In fact, more than three-quarters (77 percent) of Americans say they are planning to build their own personal safety nets to protect their family’s financial future. Exactly which products they think should comprise a personal financial safety net differ by generation. Health insurance that continues through retirement and retirement savings plans such as a 401(k) are the top priorities of both Baby Boomers and GenYers. But Boomers rank income annuities and long-term care insurance next, whereas GenYers would include life insurance followed by income annuities in their personal safety net. To help put your financial house in order the I.I.I. has free downloadable personal finance software. Check it out at http://www.myfinancialhouse.org 

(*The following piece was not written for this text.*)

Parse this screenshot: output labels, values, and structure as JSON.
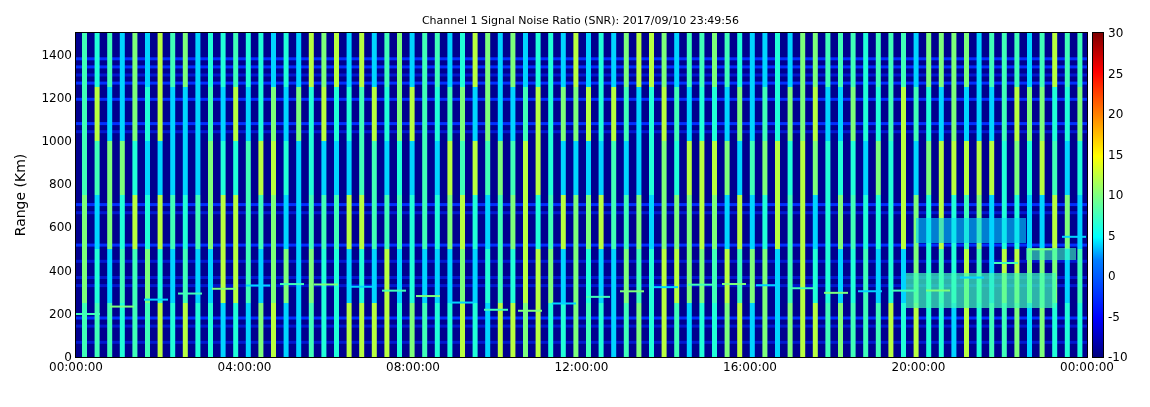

The National Association of Insurance Commissioners (NAIC) has just released its top insurance complaints for 2007. Given the media’s tendency to focus on the negative, we shouldn’t overlook the fact that consumer complaints against insurers declined for the fourth consecutive year by 3.6 percent to 222,814 in 2007. Delays (16 percent), denial of claims (14.7 percent) and unsatisfactory settlement offers (9.8 percent) were the top three reasons consumers filed formal complaints against their carriers during the course of the year. Policy cancellations (4.6 percent) and premium/insurance rating issues (4.4 percent) rounded out the top five, the regulators noted. Meanwhile, accident & health (36.4 percent), auto (34.4 percent) and homeowners (12.5 percent) were the top three complaints by type of coverage in 2007. It would be remiss of us not to mention that the NAIC collected the data via its centralized electronic Complaint Database System (CDS), through which states voluntarily report “closed” complaints. A closed complaint is one that has been investigated and resolved to the satisfaction of the state or jurisdiction in which it is filed.